• **Exercise material**:
____
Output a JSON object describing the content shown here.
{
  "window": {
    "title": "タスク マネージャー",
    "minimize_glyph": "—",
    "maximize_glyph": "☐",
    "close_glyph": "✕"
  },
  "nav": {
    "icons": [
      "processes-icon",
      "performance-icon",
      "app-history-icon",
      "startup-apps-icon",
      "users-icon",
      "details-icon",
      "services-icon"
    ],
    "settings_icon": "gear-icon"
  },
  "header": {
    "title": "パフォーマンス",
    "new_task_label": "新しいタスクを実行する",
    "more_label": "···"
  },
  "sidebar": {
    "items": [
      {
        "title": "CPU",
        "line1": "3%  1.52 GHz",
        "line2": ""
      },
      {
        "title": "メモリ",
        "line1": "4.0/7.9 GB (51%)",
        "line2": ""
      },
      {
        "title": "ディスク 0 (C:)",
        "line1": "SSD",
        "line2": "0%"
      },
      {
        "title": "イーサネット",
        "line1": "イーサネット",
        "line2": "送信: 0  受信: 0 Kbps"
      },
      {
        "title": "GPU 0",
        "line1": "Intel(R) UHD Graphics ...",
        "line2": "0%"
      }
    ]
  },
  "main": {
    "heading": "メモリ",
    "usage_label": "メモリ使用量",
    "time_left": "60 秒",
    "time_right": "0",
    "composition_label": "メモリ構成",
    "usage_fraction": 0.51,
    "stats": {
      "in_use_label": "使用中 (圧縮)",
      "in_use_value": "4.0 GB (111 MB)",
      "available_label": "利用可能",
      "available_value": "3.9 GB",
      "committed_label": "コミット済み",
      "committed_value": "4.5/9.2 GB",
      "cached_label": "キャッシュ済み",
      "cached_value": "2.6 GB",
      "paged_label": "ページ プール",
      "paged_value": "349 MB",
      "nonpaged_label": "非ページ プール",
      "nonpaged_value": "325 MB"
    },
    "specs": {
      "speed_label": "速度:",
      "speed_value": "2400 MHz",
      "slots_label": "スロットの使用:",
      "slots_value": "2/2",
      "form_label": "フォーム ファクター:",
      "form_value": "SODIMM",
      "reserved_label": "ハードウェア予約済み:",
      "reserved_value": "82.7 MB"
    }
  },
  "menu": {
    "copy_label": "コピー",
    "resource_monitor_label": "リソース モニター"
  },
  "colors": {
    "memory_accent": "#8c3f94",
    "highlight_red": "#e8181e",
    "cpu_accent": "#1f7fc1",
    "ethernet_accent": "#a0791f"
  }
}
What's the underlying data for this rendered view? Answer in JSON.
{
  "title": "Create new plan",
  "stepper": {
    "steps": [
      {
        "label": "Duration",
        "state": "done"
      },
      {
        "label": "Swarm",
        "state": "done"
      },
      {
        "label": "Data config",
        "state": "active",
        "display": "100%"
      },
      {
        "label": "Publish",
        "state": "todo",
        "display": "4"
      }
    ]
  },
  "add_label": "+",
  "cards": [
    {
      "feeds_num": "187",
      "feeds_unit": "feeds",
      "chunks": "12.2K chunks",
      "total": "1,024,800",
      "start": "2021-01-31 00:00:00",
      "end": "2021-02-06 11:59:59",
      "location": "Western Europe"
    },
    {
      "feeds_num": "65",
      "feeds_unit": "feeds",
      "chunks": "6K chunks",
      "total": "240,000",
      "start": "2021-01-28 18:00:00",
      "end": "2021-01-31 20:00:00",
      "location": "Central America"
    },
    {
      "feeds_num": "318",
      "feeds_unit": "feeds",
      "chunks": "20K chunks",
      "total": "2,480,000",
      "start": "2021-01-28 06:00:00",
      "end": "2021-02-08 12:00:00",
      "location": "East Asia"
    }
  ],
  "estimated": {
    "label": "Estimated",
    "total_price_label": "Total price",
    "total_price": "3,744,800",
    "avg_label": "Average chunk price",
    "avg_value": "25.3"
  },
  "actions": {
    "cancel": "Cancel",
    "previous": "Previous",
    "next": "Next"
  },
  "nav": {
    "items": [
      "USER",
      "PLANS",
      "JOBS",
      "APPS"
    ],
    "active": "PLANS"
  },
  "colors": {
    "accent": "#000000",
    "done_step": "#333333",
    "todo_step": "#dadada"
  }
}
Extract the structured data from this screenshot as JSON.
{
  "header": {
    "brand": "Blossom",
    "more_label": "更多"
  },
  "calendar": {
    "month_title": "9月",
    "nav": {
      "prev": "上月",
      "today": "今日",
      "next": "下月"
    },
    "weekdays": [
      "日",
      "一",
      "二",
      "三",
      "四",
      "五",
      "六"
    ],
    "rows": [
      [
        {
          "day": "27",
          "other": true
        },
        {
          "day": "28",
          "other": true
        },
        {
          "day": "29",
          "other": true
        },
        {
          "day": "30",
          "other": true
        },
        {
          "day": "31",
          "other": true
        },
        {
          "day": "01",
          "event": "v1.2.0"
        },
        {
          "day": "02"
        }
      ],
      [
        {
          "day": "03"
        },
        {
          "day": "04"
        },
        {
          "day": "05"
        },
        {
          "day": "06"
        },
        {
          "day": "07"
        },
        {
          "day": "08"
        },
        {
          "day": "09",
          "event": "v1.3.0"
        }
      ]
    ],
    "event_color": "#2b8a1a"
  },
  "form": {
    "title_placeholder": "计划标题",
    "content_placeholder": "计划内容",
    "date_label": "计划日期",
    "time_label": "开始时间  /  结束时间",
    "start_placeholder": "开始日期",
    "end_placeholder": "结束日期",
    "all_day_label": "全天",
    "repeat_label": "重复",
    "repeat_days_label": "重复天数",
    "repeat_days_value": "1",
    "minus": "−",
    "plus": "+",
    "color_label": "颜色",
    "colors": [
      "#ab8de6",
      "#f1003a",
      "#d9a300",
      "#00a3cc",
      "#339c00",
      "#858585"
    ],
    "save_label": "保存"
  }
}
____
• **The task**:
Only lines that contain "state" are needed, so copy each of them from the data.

• **Answer below**:
        "state": "done"
        "state": "done"
        "state": "active",
        "state": "todo",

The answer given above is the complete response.